The speed reducer is a mechanical device that is part of the power transmission (of a drive system, whether manual or motorized). Coupled with a motor, they form a gear motor.
The reducer is made up of a series of gears housed inside a casing, which reduce the speed of rotation from an input shaft (called a fast shaft) to an output shaft (called a slow shaft).
In our case, for the applications that interest us (tunnel / macro-tunnel / greenhouses that do not have electricity), manual gears are an optimal, economical and practical solution to operate the windows to have natural ventilation inside the structure.
In a gearmotor, the speed contribution is made through a motor, but in a manual gear, the speed contribution is made through the manual force exerted on the crank connected to the worm gear. That is why it is vitally important to know how to choose/recommend the right reducer for the type of window in order to operate the crank without having to exert excessive force by the operator.
Choosing a manual gearbox
What does 1:16 reduction mean in a reducer? It means that 16 turns must be applied on the manual (or input) shaft to get one turn on the output shaft.
The greater the reduction, the greater the opening capacity of the reducer (we will be able to open longer/heavier windows), and the less effort to activate the reducer (we will have to apply less force to the crank), but it will take longer to open (we will need to make more turns on the input shaft). Likewise, the smaller the reduction, the less time it will take to open the window, although we will have a greater limitation in terms of window length.
What is the force that I must apply on the crank to raise the required weight? Depending on the reduction of each reducer model, a different force will have to be applied to the crank, as we can see in the following image, verifying that the greater the reduction, the less force will have to be applied to the crank. We see the results obtained of the force (F) necessary to apply to the crank using 4 different models of manual reducers (R05 red.1:5, R16 red.1:16, R40 red.1:40, and R65 red.1:65).
The main reasons influencing the choice of a manual gearbox are:
- Application and position of the manual gearbox (side, front, top).
- Typology of the opening system (rolling, opening by racks, etc.).
- Manual gearbox opening system (fixed reducer connected to telescopic arm, reducer connected to the rolling bar with vertical displacement guide).
- Window length.
- Diameter and thickness of the rolling tube.
- Total weight of the window to be actuated.
- Frequency of use (number of movements to be carried out in a day)

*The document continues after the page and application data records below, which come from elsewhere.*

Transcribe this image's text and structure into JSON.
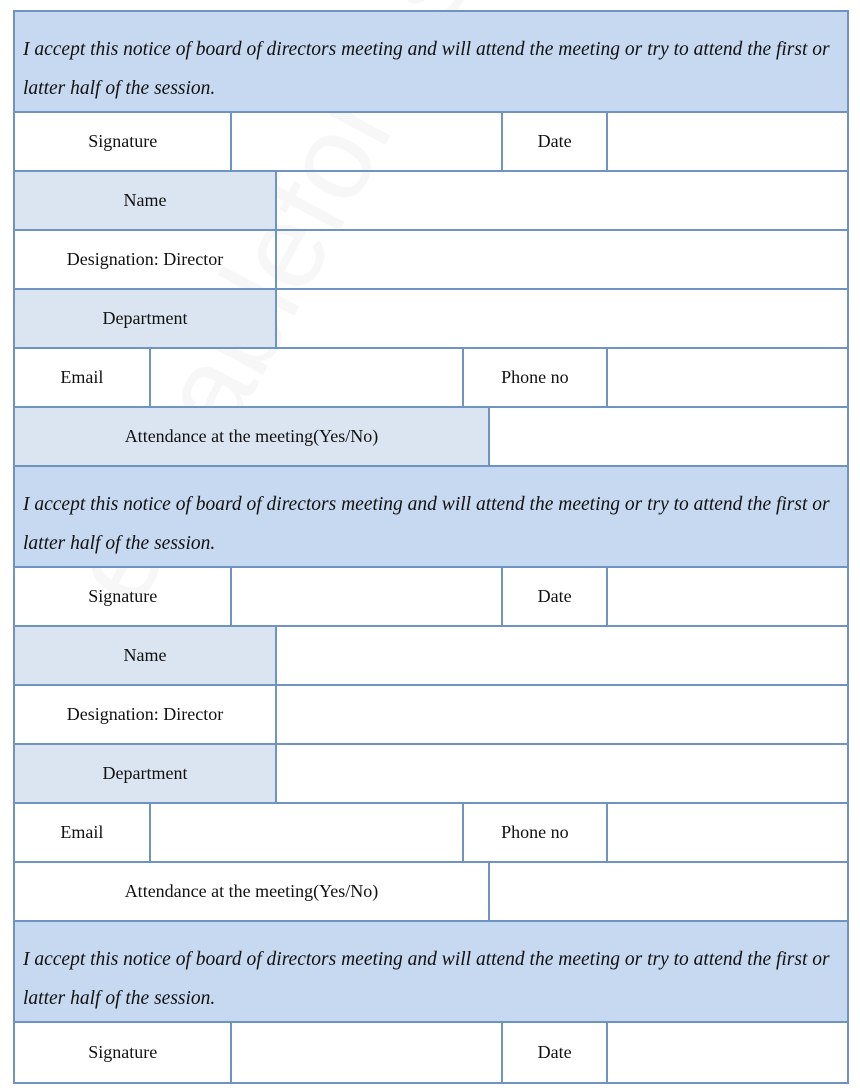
{
  "watermark": "editableforms.com",
  "colors": {
    "border": "#6f94c2",
    "header_bg": "#c6d9f0",
    "label_bg": "#dbe5f1"
  },
  "blocks": [
    {
      "statement": "I accept this notice of board of directors meeting and will attend the meeting or try to attend the first or latter half of the session.",
      "signature": "Signature",
      "date": "Date",
      "name": "Name",
      "designation": "Designation: Director",
      "department": "Department",
      "email": "Email",
      "phone": "Phone no",
      "attendance": "Attendance at the meeting(Yes/No)",
      "attendance_shaded": true
    },
    {
      "statement": "I accept this notice of board of directors meeting and will attend the meeting or try to attend the first or latter half of the session.",
      "signature": "Signature",
      "date": "Date",
      "name": "Name",
      "designation": "Designation: Director",
      "department": "Department",
      "email": "Email",
      "phone": "Phone no",
      "attendance": "Attendance at the meeting(Yes/No)",
      "attendance_shaded": false
    },
    {
      "statement": "I accept this notice of board of directors meeting and will attend the meeting or try to attend the first or latter half of the session.",
      "signature": "Signature",
      "date": "Date"
    }
  ]
}
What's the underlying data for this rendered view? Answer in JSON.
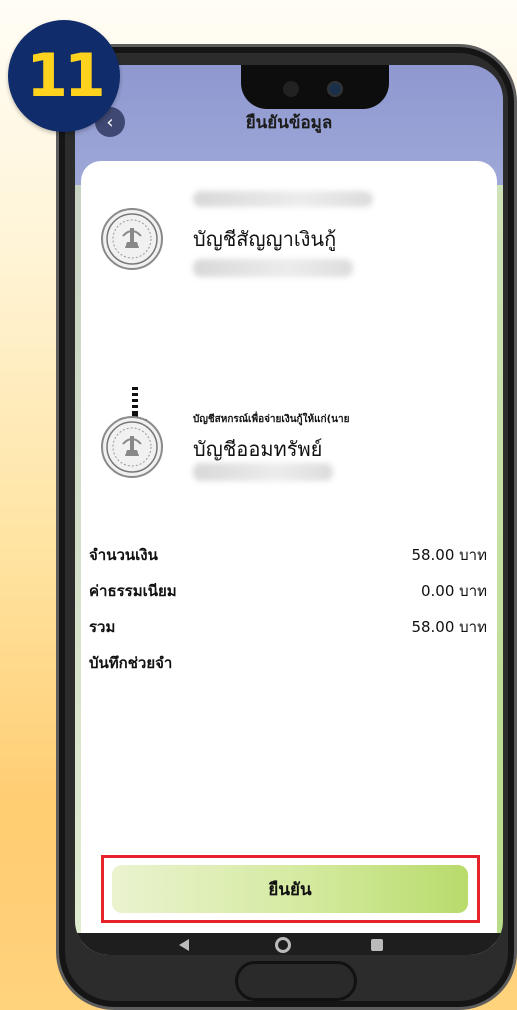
{
  "step_badge": "11",
  "header": {
    "title": "ยืนยันข้อมูล",
    "back_icon": "chevron-left-icon"
  },
  "source_account": {
    "name": "บัญชีสัญญาเงินกู้"
  },
  "destination_account": {
    "note": "บัญชีสหกรณ์เพื่อจ่ายเงินกู้ให้แก่(นาย",
    "name": "บัญชีออมทรัพย์"
  },
  "details": [
    {
      "label": "จำนวนเงิน",
      "value": "58.00 บาท"
    },
    {
      "label": "ค่าธรรมเนียม",
      "value": "0.00 บาท"
    },
    {
      "label": "รวม",
      "value": "58.00 บาท"
    },
    {
      "label": "บันทึกช่วยจำ",
      "value": ""
    }
  ],
  "confirm_button": {
    "label": "ยืนยัน"
  },
  "colors": {
    "header": "#8f98d0",
    "badge": "#102c6b",
    "badge_text": "#ffd21d",
    "highlight": "#e6232a",
    "button": "#d4ea9f"
  }
}
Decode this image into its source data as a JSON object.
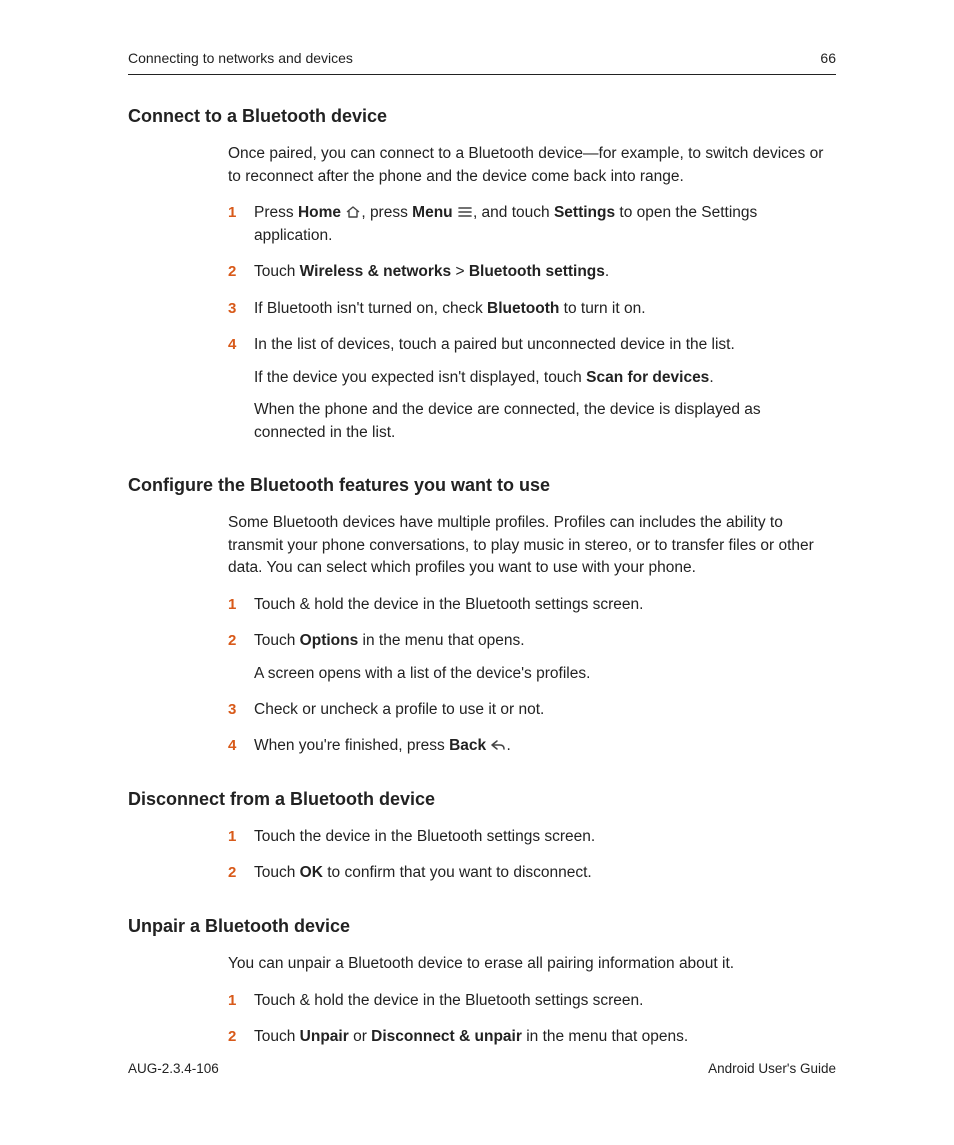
{
  "header": {
    "chapter": "Connecting to networks and devices",
    "page_number": "66"
  },
  "footer": {
    "doc_id": "AUG-2.3.4-106",
    "guide_name": "Android User's Guide"
  },
  "sections": {
    "connect": {
      "title": "Connect to a Bluetooth device",
      "intro": "Once paired, you can connect to a Bluetooth device—for example, to switch devices or to reconnect after the phone and the device come back into range.",
      "steps": [
        {
          "num": "1",
          "t1a": "Press ",
          "t1b": "Home",
          "t2a": ", press ",
          "t2b": "Menu",
          "t3a": ", and touch ",
          "t3b": "Settings",
          "t4": " to open the Settings application."
        },
        {
          "num": "2",
          "a": "Touch ",
          "b1": "Wireless & networks",
          "mid": " > ",
          "b2": "Bluetooth settings",
          "end": "."
        },
        {
          "num": "3",
          "a": "If Bluetooth isn't turned on, check ",
          "b": "Bluetooth",
          "end": " to turn it on."
        },
        {
          "num": "4",
          "line1": "In the list of devices, touch a paired but unconnected device in the list.",
          "line2a": "If the device you expected isn't displayed, touch ",
          "line2b": "Scan for devices",
          "line2c": ".",
          "line3": "When the phone and the device are connected, the device is displayed as connected in the list."
        }
      ]
    },
    "configure": {
      "title": "Configure the Bluetooth features you want to use",
      "intro": "Some Bluetooth devices have multiple profiles. Profiles can includes the ability to transmit your phone conversations, to play music in stereo, or to transfer files or other data. You can select which profiles you want to use with your phone.",
      "steps": [
        {
          "num": "1",
          "text": "Touch & hold the device in the Bluetooth settings screen."
        },
        {
          "num": "2",
          "a": "Touch ",
          "b": "Options",
          "end": " in the menu that opens.",
          "sub": "A screen opens with a list of the device's profiles."
        },
        {
          "num": "3",
          "text": "Check or uncheck a profile to use it or not."
        },
        {
          "num": "4",
          "a": "When you're finished, press ",
          "b": "Back",
          "end": "."
        }
      ]
    },
    "disconnect": {
      "title": "Disconnect from a Bluetooth device",
      "steps": [
        {
          "num": "1",
          "text": "Touch the device in the Bluetooth settings screen."
        },
        {
          "num": "2",
          "a": "Touch ",
          "b": "OK",
          "end": " to confirm that you want to disconnect."
        }
      ]
    },
    "unpair": {
      "title": "Unpair a Bluetooth device",
      "intro": "You can unpair a Bluetooth device to erase all pairing information about it.",
      "steps": [
        {
          "num": "1",
          "text": "Touch & hold the device in the Bluetooth settings screen."
        },
        {
          "num": "2",
          "a": "Touch ",
          "b1": "Unpair",
          "mid": " or ",
          "b2": "Disconnect & unpair",
          "end": " in the menu that opens."
        }
      ]
    }
  }
}
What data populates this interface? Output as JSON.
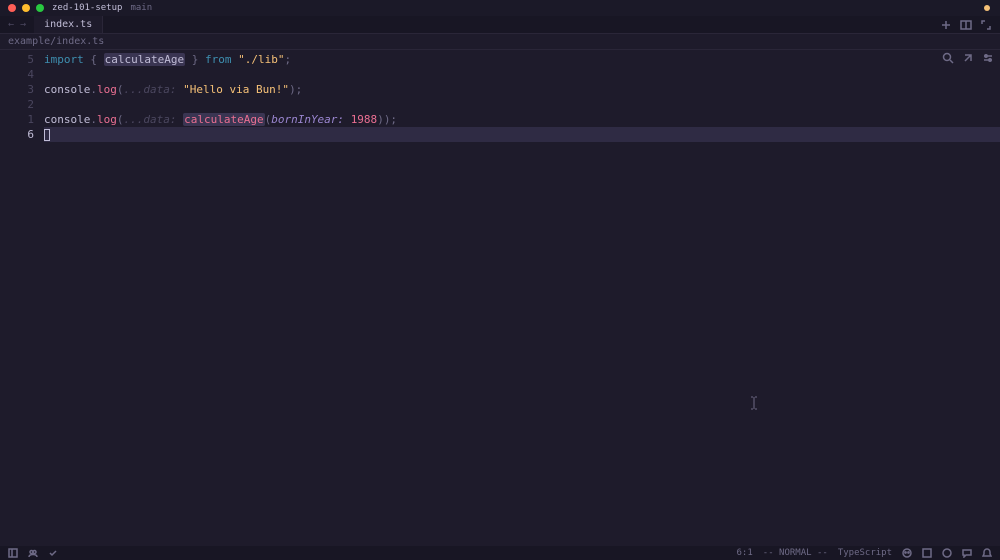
{
  "titlebar": {
    "project": "zed-101-setup",
    "branch": "main"
  },
  "tabs": {
    "active": "index.ts"
  },
  "breadcrumb": "example/index.ts",
  "gutter": [
    "5",
    "4",
    "3",
    "2",
    "1",
    "6"
  ],
  "code": {
    "l1": {
      "kw1": "import",
      "brace1": " { ",
      "ident": "calculateAge",
      "brace2": " } ",
      "kw2": "from",
      "sp": " ",
      "str": "\"./lib\"",
      "semi": ";"
    },
    "l3": {
      "obj": "console",
      "dot": ".",
      "fn": "log",
      "open": "(",
      "hint": "...data: ",
      "str": "\"Hello via Bun!\"",
      "close": ");"
    },
    "l5": {
      "obj": "console",
      "dot": ".",
      "fn": "log",
      "open": "(",
      "hint": "...data: ",
      "call": "calculateAge",
      "open2": "(",
      "param": "bornInYear: ",
      "num": "1988",
      "close2": ")",
      "close": ");"
    }
  },
  "status": {
    "pos": "6:1",
    "mode": "-- NORMAL --",
    "lang": "TypeScript"
  }
}
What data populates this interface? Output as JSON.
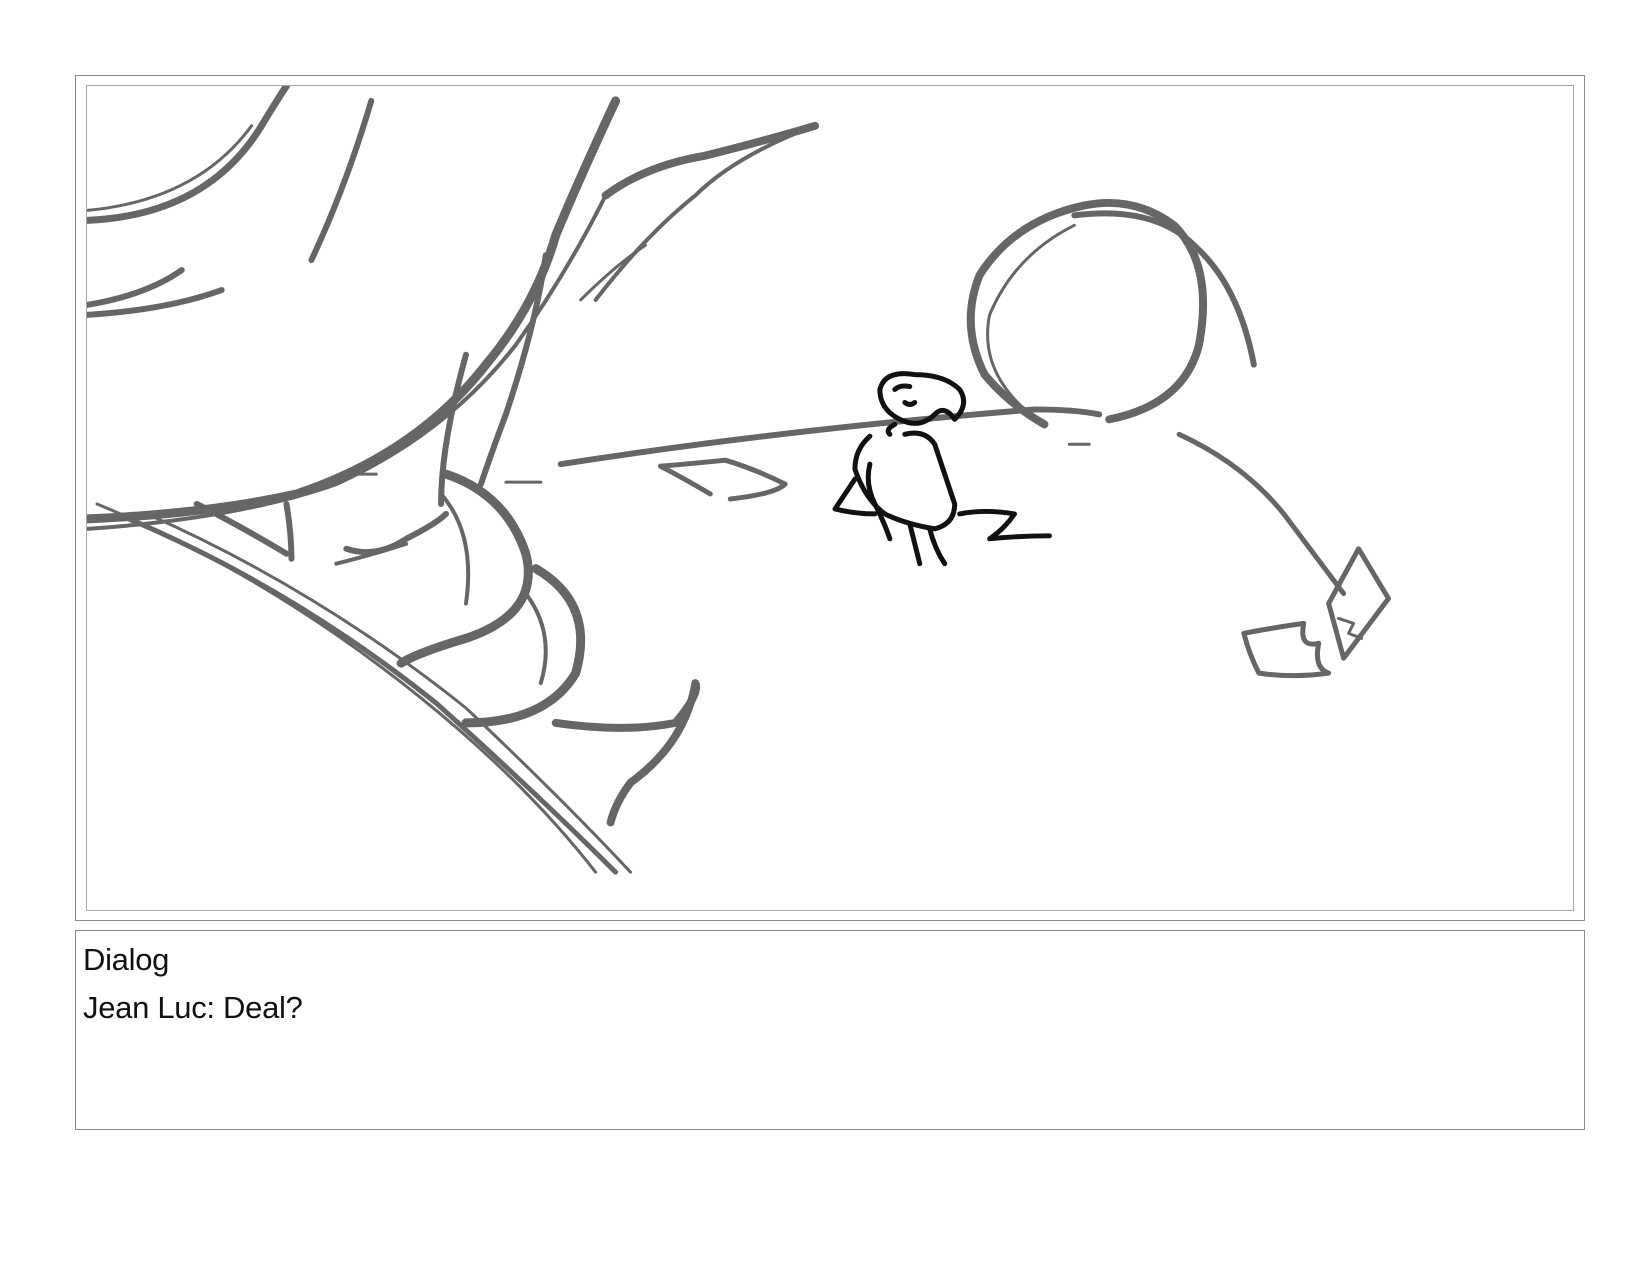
{
  "colors": {
    "sketch_gray": "#666666",
    "character_ink": "#111111",
    "frame": "#8a8a8a"
  },
  "panel": {
    "sketch": "storyboard-sketch"
  },
  "dialog": {
    "heading": "Dialog",
    "line": "Jean Luc: Deal?"
  }
}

The diameter of the rolling tube is a very important aspect that is often not given the importance it has, since it has a direct influence on the resulting force exerted on the crank. Using the same reducer model to raise a 100Kg window, if we use a 27mm diameter tube, we will have to exert a force of 1.3Kgf on the crank, while if we use a 60mm diameter tube, we will have to exert a force of 3Kgf.
On some occasions it might happen that a manufacturer-supplier of tunnels/greenhouses opts for their projects with windows of, for example, 90m.l. by a reducer with a maximum recommended opening capacity of 60m.l. without prior consultation. They even carry out a preliminary test in their test tunnels to verify that the reducer is capable of lifting said length. The reducer lifts it without problems in the test, but they have not thought that this equipment is not designed to lift this length continuously over time since its internal components are dimensioned to lift a smaller maximum length.
What can happen is that some internal component of the reducer may be damaged, or at least that the force that must be exerted on the crank is so high that this daily task cannot be carried out comfortably. Whatever the reason, the problem now lies with the end user (owner of the greenhouse), who can attribute the problem to poor quality equipment when the real problem lies in a wrong choice of the manual gearbox model.
As an example, let's think about choosing a car. If we need a car to go from work to visit the greenhouses in the countryside, but we choose it for its aesthetics, we will surely choose a sports vehicle with a low body and low-profile tires. Well, this vehicle, in theory, can go perfectly through the countryside, but in the long term we will have problems derived from its bad choice (bumps to the lower part of the bodywork due to bad roads, tire punctures, engine overheating). It is not a problem of a poor quality product, but of a wrong choice of the type of product.
Choosing a manual reducer suitable for the effort needed to open the windows is of vital importance in order to have equipment that lasts over time and does not generate problems in the drive system.